There are four other cases which appellant has overlooked. In Allsopp v. Joshua Hendy Machine Works, 1907, 5 Cal.App. 228, 234, 90 P. 39, there is a dictum that Code of Civil Procedure, § 343, applies to an action for an accounting, citing West v. Russell, supra. The real grounds of decision are, first, that defendant relied on the wrong statutes, Code of Civil Procedure, §§ 337 and 339, subdivision 1, instead of Code of Civil Procedure, § 338, subdivision 3, and that in any event, the action being for breach of trust, the statute would not start to run until the trustee in some way repudiated his duties. In Re Estate of McCabe, 1947, 80 Cal.App.2d 823, 826, 183 P.2d 72, 75, a proceeding was brought under Probate Code, § 1121, to require a testamentary trustee to account. The proceeding was commenced more than three years, but less than four years, after the petitioning beneficiary came of age. The court below held that the proceeding was barred by Code of Civil Procedure, § 338, subdivision 3. The appellate court held that this was error, being strongly of the opinion that the statutes of limitation were not applicable at all. But the court also said that ‘[A]ctions in equity, including proceedings for an accounting, where a specific and definite provision has not otherwise been made in the code, are governed by the provisions of section 343, Code Civ.Proc. * * *.’ The language is broader than necessary, but the holding is not applicable to the case at bar. We mention the case because it cites, inter alia, McArthur v. Blaisdell, supra, and Freeman v. Donohoe, supra. People v. Taliaferro, 1957, 149 Cal.App.2d 822, 309 P.2d 48, was an appeal from a default judgment in an action by the people under Revenue & Taxation Code, section 3651 et seq., for the rents received by defendant while the property was tax deeded to the state. Defendant relied on Code of Civil Procedure, §§ 339 and 340. The court did not have to pass upon these questions at all, but proceeded to do so. For that purpose, all that the court had to hold was that those sections do not apply. It would appear that Code of Civil Procedure, § 336, would apply. Nevertheless, the court, solely on the authority of Austin v. Harry E. Jones, Inc., supra, said that an action for an accounting falls within Code of Civil Procedure, § 343. In the very recent case of Schaefer v. Berinstein, 180 Cal.App.2d 107, 4 Cal.Rptr. 236, there is a statement, citing only People v. Taliaferro, supra, that insofar as an accounting was sought in the case, such relief would be barred by Code of Civil Procedure, § 343. The court, at pages 128–129 of 180 Cal.App.2d, at pages 251–252 of 4 Cal.Rptr. demonstrates that the action is barred by other sections in any event, so that the statement regarding the accounting was unnecessary to the decision.

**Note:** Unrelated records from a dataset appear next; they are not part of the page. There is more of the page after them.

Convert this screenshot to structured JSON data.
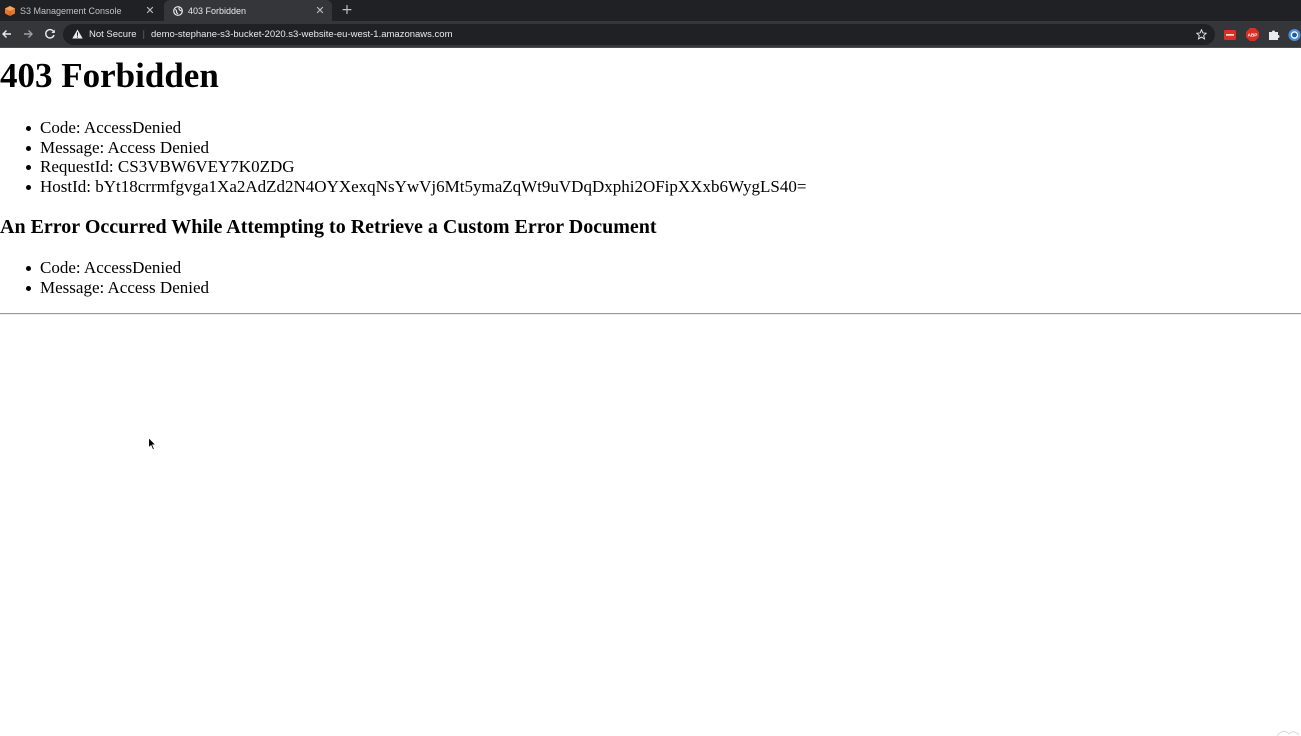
{
  "browser": {
    "tabs": [
      {
        "title": "S3 Management Console",
        "active": false,
        "favicon": "aws-cube-icon"
      },
      {
        "title": "403 Forbidden",
        "active": true,
        "favicon": "globe-icon"
      }
    ],
    "new_tab_label": "+",
    "tab_close_label": "✕",
    "address_bar": {
      "security_label": "Not Secure",
      "separator": "|",
      "url": "demo-stephane-s3-bucket-2020.s3-website-eu-west-1.amazonaws.com"
    },
    "icons": [
      "back-arrow-icon",
      "forward-arrow-icon",
      "reload-icon",
      "warning-icon",
      "star-icon",
      "extension-icon",
      "adblock-icon",
      "puzzle-icon",
      "profile-icon"
    ],
    "colors": {
      "tabbar": "#202124",
      "toolbar": "#35363a",
      "ext_red": "#d93025"
    }
  },
  "page": {
    "heading": "403 Forbidden",
    "details": [
      "Code: AccessDenied",
      "Message: Access Denied",
      "RequestId: CS3VBW6VEY7K0ZDG",
      "HostId: bYt18crrmfgvga1Xa2AdZd2N4OYXexqNsYwVj6Mt5ymaZqWt9uVDqDxphi2OFipXXxb6WygLS40="
    ],
    "subheading": "An Error Occurred While Attempting to Retrieve a Custom Error Document",
    "sub_details": [
      "Code: AccessDenied",
      "Message: Access Denied"
    ]
  }
}
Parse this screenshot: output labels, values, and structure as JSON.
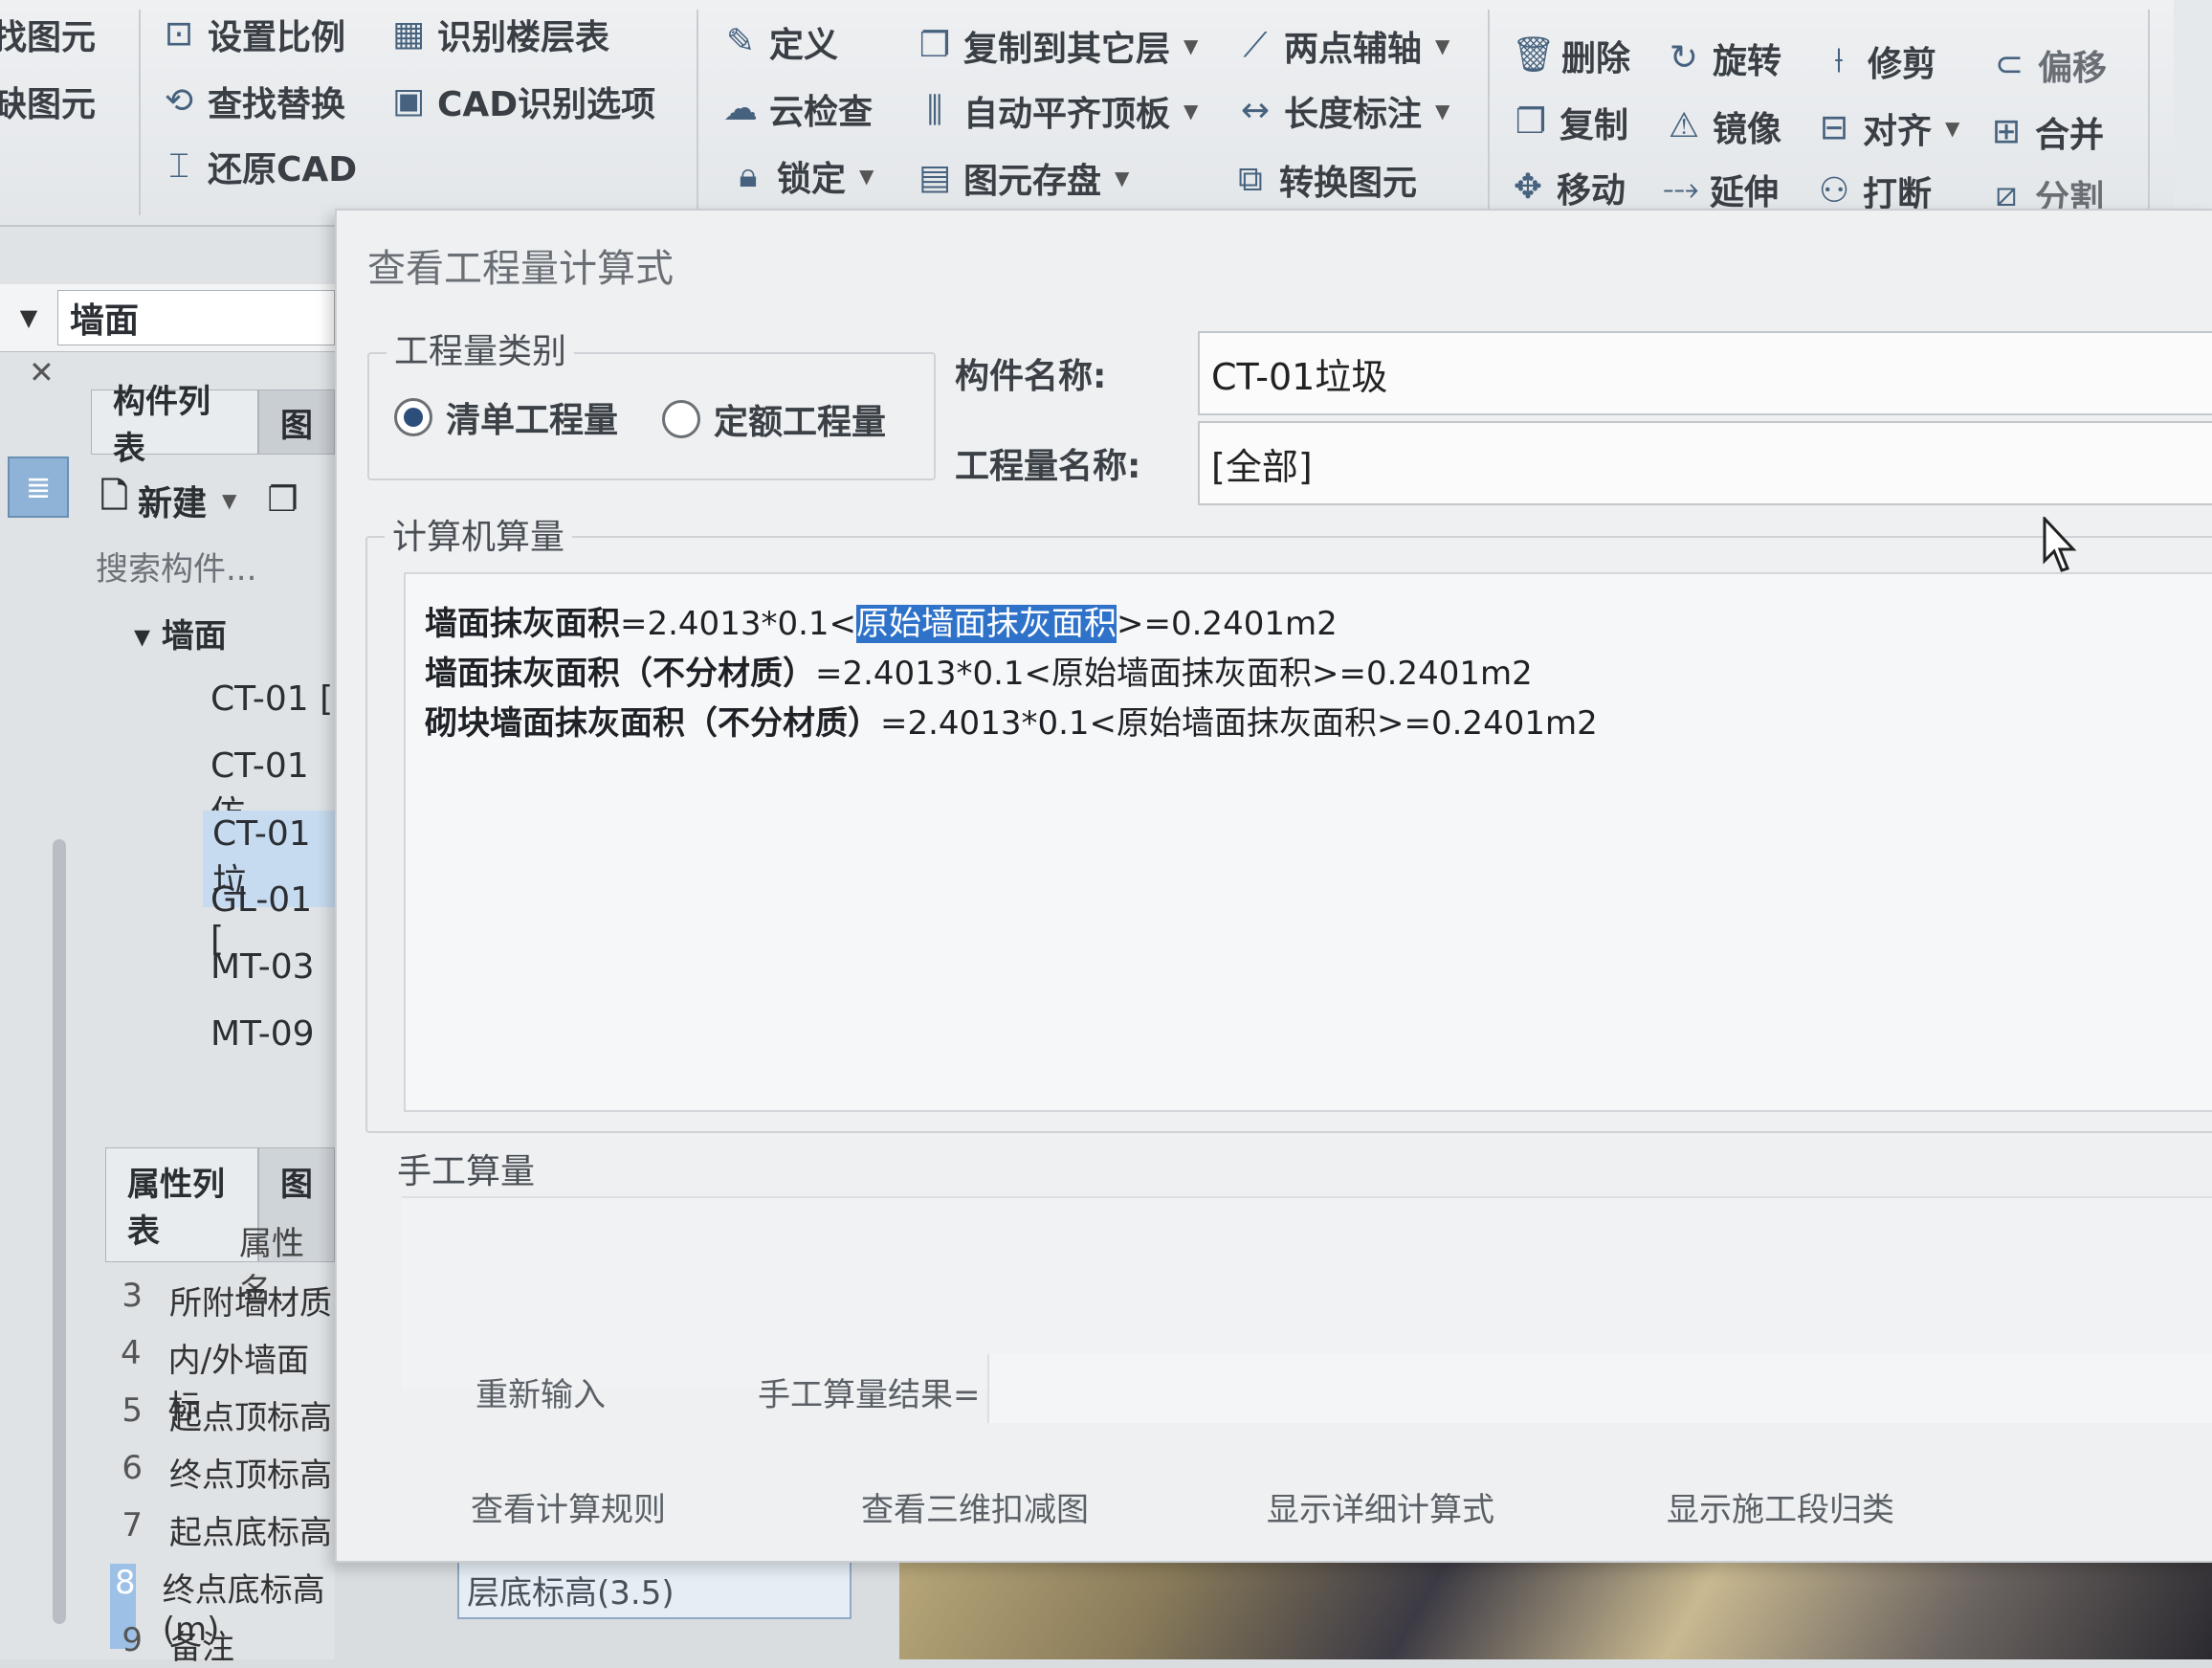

We are of the opinion that the statements in the foregoing cases that an action for an accounting is governed by Code of Civil Procedure, § 343, are not sound law. We hold that appellant's action is one ‘upon a contract * * * not founded upon an instrument of writing,’ and that it is therefore barred by Code of Civil Procedure, § 339, subdivision 1.

Affirmed.

FOOTNOTES

1.  ‘Within two years. 1. An action upon a contract, obligation or liability not founded upon an instrument of writing * * *.’

2.  ‘Actions for relief not hereinbefore provided for. An action for relief not hereinbefore provided for must be commenced within four years after the cause of action shall have accrued.’

DUNIWAY, Justice.

BRAY, P. J., and TOBRINER, J., concur.